Governments of all colours have become so keen on propping up the housing market that it won’t be a surprise if house-buyers are offered some other novel scheme in the near future. But for the moment any would-be homeowner who fancies a £3000 bung from the Majesty’s Government will have to move quickly – 30 November is the last date that banks will be able to accept applications for a Help to Buy ISA. This is a savings account to which the government will add a 25 per cent bonus (from a minimum of £400 to a maximum of £3000) if, and only if, the owner of the account uses the entire proceeds to buy their first home.
Introduced in 2015, the Help-to-Buy ISA is one of the prongs of George Osborne’s wider Help to Buy programme. There are also Help-to-Buy loans, where the government agrees to underwrite the risks so as to allow banks to advance loans of up to 95 percent of the value of a property. That part of the scheme was launched in 2013 in order, according to the then Chancellor, to rebuild confidence in the house-building industry and so get housebuilding moving again. It was originally planned to last three years, but as is the way with government subsidies, Help to Buy became addictive. At present it is due to run until 2023.
Well thanks, George. Help to Buy didn’t help me purchase a home – I already had one – but it has certainly done my house-building shares no harm. When Help to Buy was launched Persimmon shares, for example, were trading at around 800 pence each. They are now three times that – and with a 10 percent yield to boot. But don’t think I’m the lucky one. Persimmon’s boss Jeff Fairburn, who took up the job in 2013 just as Help to Buy was coming in, last year received a share price-linked bonus of £110 million. After some criticism he agreed to hand some of the money to charity.
As for homebuyers themselves, they might appreciate the a bit of free cash and an underwritten loan, but as with all subsidies it has distorted the market. Those who took advantage of Help to Buy early on did well. But for those who have come later to the scheme the government’s largesse has come at the price of pushing up house prices, making it even more difficult for them to get on the housing ladder. According to a report by Shelter in 2015 – only two years into the scheme – Help to Buy had already inflated the value of the average home to the tune of £8250. In some areas, Shelter reckoned, it was far more — £19,000 in North West Leicestershire and £13,000 in South Tyneside.
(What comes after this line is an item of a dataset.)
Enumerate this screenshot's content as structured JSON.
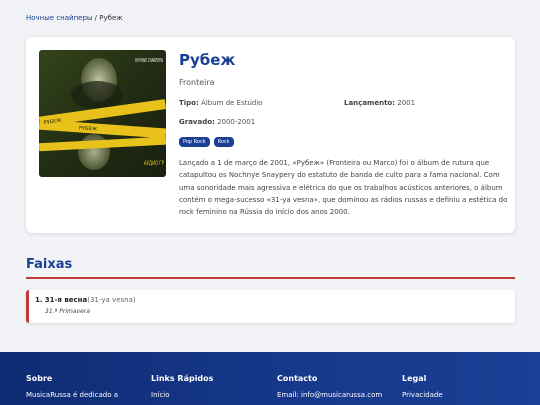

I will take those figures with a pinch of salt, but there is little question about the inflationary power of subsidy schemes – and not just because it artificially increases some buyers’ purchasing power. The housing market took an upwards lurch as soon as the Chancellor announced Help to Buy partly because investors took it as a signal that government would always step in to avoid falling house prices. Thanks to Help to Buy – and all the measures Gordon Brown took to prop up the market during the 2008/09 crisis – housing has effectively become a one-way bet.
The Public Accounts Committee was equally scathing about Help to Buy when it published a report last month. By the time the scheme closes, it said, it will have cost eight times its original budget. But worse, it transpires that two thirds of the 211, 000 buyers who have taken advantage didn’t even need help to buy a home – only 37 percent of them have reported that they would have been unable to buy a property without a subsidised loan.
The government preaches free markets, but the housing market is anything but. For the past 40 years we have had endless schemes to subsidise home-ownership, beginning with Mortgage Interest Tax Relief. As for prices, chancellors have been laissez-faire when house prices were on the way up – and then suddenly turn interventionist when prices are threatening to fall. And people wonder why we have had such rampant house price inflation that the young are complaining about the unfairness of it all. They are right: it is unfair.